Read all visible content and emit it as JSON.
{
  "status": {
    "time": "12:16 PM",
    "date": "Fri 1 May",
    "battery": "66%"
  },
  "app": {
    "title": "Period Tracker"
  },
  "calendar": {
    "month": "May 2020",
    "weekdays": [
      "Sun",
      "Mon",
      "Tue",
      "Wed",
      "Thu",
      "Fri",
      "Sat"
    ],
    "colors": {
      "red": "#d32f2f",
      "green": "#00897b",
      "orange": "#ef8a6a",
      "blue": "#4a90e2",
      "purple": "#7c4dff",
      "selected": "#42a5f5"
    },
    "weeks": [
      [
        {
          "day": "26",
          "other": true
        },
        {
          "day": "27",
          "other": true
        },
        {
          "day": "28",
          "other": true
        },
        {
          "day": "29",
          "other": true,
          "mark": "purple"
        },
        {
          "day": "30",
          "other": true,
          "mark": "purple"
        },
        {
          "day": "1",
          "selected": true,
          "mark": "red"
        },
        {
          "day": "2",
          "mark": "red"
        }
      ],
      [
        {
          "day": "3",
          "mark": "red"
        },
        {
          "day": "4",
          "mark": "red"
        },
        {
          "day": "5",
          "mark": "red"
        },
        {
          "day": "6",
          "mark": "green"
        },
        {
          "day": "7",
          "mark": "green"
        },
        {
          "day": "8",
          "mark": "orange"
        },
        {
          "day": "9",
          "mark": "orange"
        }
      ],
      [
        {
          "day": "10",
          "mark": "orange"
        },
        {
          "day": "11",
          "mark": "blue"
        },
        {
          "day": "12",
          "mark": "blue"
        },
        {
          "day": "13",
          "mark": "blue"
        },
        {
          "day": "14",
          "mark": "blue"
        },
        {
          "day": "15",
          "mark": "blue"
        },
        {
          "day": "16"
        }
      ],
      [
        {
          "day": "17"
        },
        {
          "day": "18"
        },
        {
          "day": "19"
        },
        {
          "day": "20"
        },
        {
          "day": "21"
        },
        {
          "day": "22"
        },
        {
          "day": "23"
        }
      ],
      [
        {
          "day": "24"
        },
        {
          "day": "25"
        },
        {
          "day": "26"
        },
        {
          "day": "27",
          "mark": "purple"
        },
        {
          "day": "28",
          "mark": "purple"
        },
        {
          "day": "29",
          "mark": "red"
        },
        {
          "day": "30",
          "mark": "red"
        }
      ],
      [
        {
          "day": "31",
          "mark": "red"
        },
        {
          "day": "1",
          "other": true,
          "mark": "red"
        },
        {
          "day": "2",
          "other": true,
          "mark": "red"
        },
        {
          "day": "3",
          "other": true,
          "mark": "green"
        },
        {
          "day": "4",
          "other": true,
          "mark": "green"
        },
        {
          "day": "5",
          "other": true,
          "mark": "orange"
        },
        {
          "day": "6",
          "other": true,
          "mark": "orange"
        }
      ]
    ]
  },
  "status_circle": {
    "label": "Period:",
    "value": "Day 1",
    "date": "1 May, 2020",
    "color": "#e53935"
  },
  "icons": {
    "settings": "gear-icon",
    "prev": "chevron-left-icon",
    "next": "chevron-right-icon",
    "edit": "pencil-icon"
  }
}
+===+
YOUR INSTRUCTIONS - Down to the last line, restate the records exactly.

YOUR SOLUTION -
Read all visible content and emit it as JSON.
{
  "status": {
    "time": "12:16 PM",
    "date": "Fri 1 May",
    "battery": "66%"
  },
  "app": {
    "title": "Period Tracker"
  },
  "calendar": {
    "month": "May 2020",
    "weekdays": [
      "Sun",
      "Mon",
      "Tue",
      "Wed",
      "Thu",
      "Fri",
      "Sat"
    ],
    "colors": {
      "red": "#d32f2f",
      "green": "#00897b",
      "orange": "#ef8a6a",
      "blue": "#4a90e2",
      "purple": "#7c4dff",
      "selected": "#42a5f5"
    },
    "weeks": [
      [
        {
          "day": "26",
          "other": true
        },
        {
          "day": "27",
          "other": true
        },
        {
          "day": "28",
          "other": true
        },
        {
          "day": "29",
          "other": true,
          "mark": "purple"
        },
        {
          "day": "30",
          "other": true,
          "mark": "purple"
        },
        {
          "day": "1",
          "selected": true,
          "mark": "red"
        },
        {
          "day": "2",
          "mark": "red"
        }
      ],
      [
        {
          "day": "3",
          "mark": "red"
        },
        {
          "day": "4",
          "mark": "red"
        },
        {
          "day": "5",
          "mark": "red"
        },
        {
          "day": "6",
          "mark": "green"
        },
        {
          "day": "7",
          "mark": "green"
        },
        {
          "day": "8",
          "mark": "orange"
        },
        {
          "day": "9",
          "mark": "orange"
        }
      ],
      [
        {
          "day": "10",
          "mark": "orange"
        },
        {
          "day": "11",
          "mark": "blue"
        },
        {
          "day": "12",
          "mark": "blue"
        },
        {
          "day": "13",
          "mark": "blue"
        },
        {
          "day": "14",
          "mark": "blue"
        },
        {
          "day": "15",
          "mark": "blue"
        },
        {
          "day": "16"
        }
      ],
      [
        {
          "day": "17"
        },
        {
          "day": "18"
        },
        {
          "day": "19"
        },
        {
          "day": "20"
        },
        {
          "day": "21"
        },
        {
          "day": "22"
        },
        {
          "day": "23"
        }
      ],
      [
        {
          "day": "24"
        },
        {
          "day": "25"
        },
        {
          "day": "26"
        },
        {
          "day": "27",
          "mark": "purple"
        },
        {
          "day": "28",
          "mark": "purple"
        },
        {
          "day": "29",
          "mark": "red"
        },
        {
          "day": "30",
          "mark": "red"
        }
      ],
      [
        {
          "day": "31",
          "mark": "red"
        },
        {
          "day": "1",
          "other": true,
          "mark": "red"
        },
        {
          "day": "2",
          "other": true,
          "mark": "red"
        },
        {
          "day": "3",
          "other": true,
          "mark": "green"
        },
        {
          "day": "4",
          "other": true,
          "mark": "green"
        },
        {
          "day": "5",
          "other": true,
          "mark": "orange"
        },
        {
          "day": "6",
          "other": true,
          "mark": "orange"
        }
      ]
    ]
  },
  "status_circle": {
    "label": "Period:",
    "value": "Day 1",
    "date": "1 May, 2020",
    "color": "#e53935"
  },
  "icons": {
    "settings": "gear-icon",
    "prev": "chevron-left-icon",
    "next": "chevron-right-icon",
    "edit": "pencil-icon"
  }
}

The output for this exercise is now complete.